SREC-II will soon be coming to an end and will be replaced by the Solar Massachusetts Renewable Target, or SMART, program. For those solar customers who already purchased their system under the SREC-I or SREC-II programs there won’t be any changes, but those who miss the SREC-II deadline will receive dramatically different and less lucrative incentives for their home solar installations.
To recap, the SREC-I program started in 2010 as a way to incentivize homeowners to invest in solar and receive a payment for every 1,000 kWh their system produced. This system quickly became very lucrative for homeowners, as the cost of solar continued to go down. This forced the state to launch the SREC-II program, which followed the same guidelines except for incentives were lowered by 5% every year. Under this program solar has become so popular that the end goal of the program, which was to reach 1,600 MW of solar capacity by 2020, is actually going to be met 3 years early. This is where the SMART program comes in.
It is important to note that there is no set date for the deployment of the SMART program, only that SREC II is nearing its final capacity. The argument for the SMART program is that it provides more certainty to the market. According to Sean Garran, a spokesman for Vote Solar, “The move to try and make our incentive program in Massachusetts more consistent and predictable over time and create a longer-term vision for what people can expect from the incentive program is a smart one”. Under SREC-II, the value of consumer benefit varied depending on market conditions, however due to a closely regulated pricing window the benefits have proven to remain strong. SMART, on the other hand, will offer a fixed compensation rate so that revenue for the project over the next 10 to 20 years will be known from the start. This change has a direct effect on the monthly savings of residential solar customers. For example, an 8,000 watt system under the SREC-II program would generate $19,000 in savings over its life. However, under the SMART program the savings would be about $10,400. Unlike the SREC-II program, where you would get this amount above and beyond your net metering, the value of energy determined by your provider is subtracted. For example, if under SREC-II you would get $0.28 for every kWh you produce beyond your net metering, now under SMART it is likely to be closer to $0.18 per kWh. It is important to note that under both programs the customer is netting a savings over the life of a system. The difference in savings, however, is substantial.
A final detail about the SMART program is that the incentives decrease over time. The program has a block structure so that as each block fills up, the incentives go down. The block is set at 200 megawatts of solar installations, so that once enough residents install solar to reach that cap, the block is filled and incentives decrease by 4%. The decrease is meant to reflect solar technology becoming more cost effective, however as labor and balance of system costs rise, the 2 counterbalance. What this means for you is that the longer you wait to go solar, the less you save.

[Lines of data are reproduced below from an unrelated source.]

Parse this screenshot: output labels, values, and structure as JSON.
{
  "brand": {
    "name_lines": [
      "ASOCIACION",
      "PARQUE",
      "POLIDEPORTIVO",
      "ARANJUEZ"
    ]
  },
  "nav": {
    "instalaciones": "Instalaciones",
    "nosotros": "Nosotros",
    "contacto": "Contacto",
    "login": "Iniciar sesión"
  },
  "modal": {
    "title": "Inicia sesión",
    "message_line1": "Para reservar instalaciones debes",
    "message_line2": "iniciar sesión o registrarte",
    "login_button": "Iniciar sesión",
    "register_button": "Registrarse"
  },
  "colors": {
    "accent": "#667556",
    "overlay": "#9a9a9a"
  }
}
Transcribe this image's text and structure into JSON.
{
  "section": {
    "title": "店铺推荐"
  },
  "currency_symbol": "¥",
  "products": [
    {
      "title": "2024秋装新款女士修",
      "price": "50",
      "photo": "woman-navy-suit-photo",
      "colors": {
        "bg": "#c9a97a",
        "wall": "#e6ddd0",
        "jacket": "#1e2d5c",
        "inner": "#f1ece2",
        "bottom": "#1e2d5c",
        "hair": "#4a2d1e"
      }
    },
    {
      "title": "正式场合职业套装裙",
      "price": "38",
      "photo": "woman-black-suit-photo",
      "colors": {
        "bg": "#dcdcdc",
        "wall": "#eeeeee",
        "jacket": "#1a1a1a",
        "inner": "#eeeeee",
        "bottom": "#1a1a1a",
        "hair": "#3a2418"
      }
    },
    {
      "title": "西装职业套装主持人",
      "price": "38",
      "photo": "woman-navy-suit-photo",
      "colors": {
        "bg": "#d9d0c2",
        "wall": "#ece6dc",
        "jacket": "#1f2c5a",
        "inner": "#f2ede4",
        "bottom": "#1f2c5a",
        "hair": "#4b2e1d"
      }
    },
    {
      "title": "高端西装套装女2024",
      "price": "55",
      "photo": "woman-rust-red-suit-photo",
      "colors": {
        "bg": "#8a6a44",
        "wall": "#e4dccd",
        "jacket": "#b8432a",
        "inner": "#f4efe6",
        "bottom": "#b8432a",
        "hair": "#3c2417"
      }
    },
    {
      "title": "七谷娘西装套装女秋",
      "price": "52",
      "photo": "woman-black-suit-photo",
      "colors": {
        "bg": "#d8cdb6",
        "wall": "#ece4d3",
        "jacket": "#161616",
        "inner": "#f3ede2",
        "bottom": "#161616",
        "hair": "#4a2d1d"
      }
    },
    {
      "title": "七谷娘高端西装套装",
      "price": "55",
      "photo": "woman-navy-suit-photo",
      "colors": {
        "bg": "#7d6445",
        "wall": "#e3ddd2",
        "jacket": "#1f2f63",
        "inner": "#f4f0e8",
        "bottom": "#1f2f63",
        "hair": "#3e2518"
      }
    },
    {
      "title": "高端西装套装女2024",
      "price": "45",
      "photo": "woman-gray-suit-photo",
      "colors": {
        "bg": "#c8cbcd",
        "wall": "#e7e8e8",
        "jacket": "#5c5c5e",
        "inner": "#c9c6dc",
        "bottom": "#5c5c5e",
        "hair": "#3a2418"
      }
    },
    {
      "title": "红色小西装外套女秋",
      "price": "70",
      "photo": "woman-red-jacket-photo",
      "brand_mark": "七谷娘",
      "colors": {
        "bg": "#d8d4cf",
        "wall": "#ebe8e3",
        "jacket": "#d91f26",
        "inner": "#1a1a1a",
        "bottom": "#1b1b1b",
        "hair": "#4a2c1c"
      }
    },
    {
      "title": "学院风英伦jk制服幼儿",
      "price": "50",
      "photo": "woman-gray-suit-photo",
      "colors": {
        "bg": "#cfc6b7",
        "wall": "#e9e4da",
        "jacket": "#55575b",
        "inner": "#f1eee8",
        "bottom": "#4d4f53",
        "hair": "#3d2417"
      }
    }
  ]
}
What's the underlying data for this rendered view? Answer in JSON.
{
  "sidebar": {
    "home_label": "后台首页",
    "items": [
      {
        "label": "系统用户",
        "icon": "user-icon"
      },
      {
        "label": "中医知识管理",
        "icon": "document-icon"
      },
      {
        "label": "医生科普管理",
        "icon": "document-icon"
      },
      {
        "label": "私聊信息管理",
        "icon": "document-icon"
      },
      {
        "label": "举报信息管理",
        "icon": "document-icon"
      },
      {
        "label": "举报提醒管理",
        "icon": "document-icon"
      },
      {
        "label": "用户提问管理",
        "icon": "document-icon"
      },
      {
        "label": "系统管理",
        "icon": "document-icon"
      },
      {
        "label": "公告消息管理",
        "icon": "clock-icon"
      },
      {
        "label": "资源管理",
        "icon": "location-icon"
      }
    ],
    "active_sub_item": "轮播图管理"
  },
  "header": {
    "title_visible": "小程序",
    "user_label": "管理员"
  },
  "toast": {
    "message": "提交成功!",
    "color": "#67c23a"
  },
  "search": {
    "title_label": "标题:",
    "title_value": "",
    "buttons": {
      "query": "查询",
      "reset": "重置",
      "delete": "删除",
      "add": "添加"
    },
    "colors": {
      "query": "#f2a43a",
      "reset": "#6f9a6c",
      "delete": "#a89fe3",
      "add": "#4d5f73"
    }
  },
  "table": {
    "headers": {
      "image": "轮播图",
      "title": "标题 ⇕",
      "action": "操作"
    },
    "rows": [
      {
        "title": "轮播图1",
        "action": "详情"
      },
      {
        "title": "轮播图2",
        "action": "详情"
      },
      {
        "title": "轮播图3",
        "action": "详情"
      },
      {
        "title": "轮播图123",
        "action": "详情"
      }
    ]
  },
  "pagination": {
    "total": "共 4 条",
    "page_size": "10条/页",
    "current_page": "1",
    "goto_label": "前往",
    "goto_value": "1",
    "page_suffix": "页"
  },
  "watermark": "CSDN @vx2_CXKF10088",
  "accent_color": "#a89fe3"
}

What does this mean for you as a potential customer? The most cost effective time to invest in solar for your home was yesterday. Today, however, there is still an opportunity to take advantage of the SREC-II program. Whether you go solar under the SREC-II or the SMART program, you are still likely to save money on your electric bill. The only difference between the two is the amount of savings. There is no set date yet on when the SREC-II will end, all we know is that they will soon be replaced by SMART. This means that to know for sure that you’ll be getting the most savings, the best time to go solar is now.